Before you begin to think the FAA is going overboard and the fine is a huge surprise, you should know that there is more to this story. This fine comes from a 2012 cease and desist order issued by the FAA, in which they launched a thorough investigation. At that point, the FAA determined what they were doing was illegal, but they were glad it was being done in a safe manner. For years, the president of the company invited the FAA in to monitor their activities. As with other bureaucracy, it took some time for the FAA to assess the penalty.

Now that the fine has been assessed, the real estate company has 30 days to appeal or negotiate this charge. If they are unable to come to a solution, the case gets passed to a district court, by way of the Department of Justice. The company is, of course, hoping for an exception to the regulations, because it was operating these types of drones before there was ever any type of regulation. Because the wheels of the FAA turn very slowly and deliberately, exceptions to regulations are very rare.
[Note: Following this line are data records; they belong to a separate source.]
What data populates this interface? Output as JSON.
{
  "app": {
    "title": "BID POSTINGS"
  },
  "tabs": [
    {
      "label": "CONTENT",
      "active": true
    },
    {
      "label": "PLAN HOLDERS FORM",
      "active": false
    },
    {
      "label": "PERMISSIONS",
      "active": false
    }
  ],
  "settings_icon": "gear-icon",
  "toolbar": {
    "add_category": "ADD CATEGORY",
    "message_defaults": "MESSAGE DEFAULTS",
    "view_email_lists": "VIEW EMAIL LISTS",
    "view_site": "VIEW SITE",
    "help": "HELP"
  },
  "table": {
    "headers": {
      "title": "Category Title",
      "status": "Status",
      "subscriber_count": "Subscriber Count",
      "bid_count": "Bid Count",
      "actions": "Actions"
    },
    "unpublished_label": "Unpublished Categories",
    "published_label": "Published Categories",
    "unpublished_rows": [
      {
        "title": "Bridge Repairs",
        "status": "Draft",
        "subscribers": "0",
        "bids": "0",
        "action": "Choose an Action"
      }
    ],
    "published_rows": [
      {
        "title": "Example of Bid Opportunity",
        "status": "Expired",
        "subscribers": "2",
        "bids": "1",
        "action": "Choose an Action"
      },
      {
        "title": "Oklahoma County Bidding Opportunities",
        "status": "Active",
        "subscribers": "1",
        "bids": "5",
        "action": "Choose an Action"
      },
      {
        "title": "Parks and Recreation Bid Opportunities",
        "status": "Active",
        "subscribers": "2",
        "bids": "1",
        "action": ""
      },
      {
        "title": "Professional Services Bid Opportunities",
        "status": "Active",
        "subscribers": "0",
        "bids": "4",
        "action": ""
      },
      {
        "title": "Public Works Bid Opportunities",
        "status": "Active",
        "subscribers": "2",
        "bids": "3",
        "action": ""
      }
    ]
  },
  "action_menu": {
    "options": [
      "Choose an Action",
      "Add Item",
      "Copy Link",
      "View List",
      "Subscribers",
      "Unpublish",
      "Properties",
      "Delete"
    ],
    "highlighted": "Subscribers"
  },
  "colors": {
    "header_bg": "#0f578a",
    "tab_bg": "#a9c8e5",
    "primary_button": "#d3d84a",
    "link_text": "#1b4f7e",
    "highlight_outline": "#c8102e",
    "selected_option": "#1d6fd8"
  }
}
Ultimately, SkyPan has knowingly and willfully been breaking the law since the regulations came in to effect. They have clearly been doing it for at least three years. Since there is no sign that they intend to stop, I feel they should pay the fine, and be glad they are not being shut down because of these rules violations. This is exactly why regulations on drones need to be defined. If the regulating agency has no teeth other than civil penalties, what is the point of regulating it?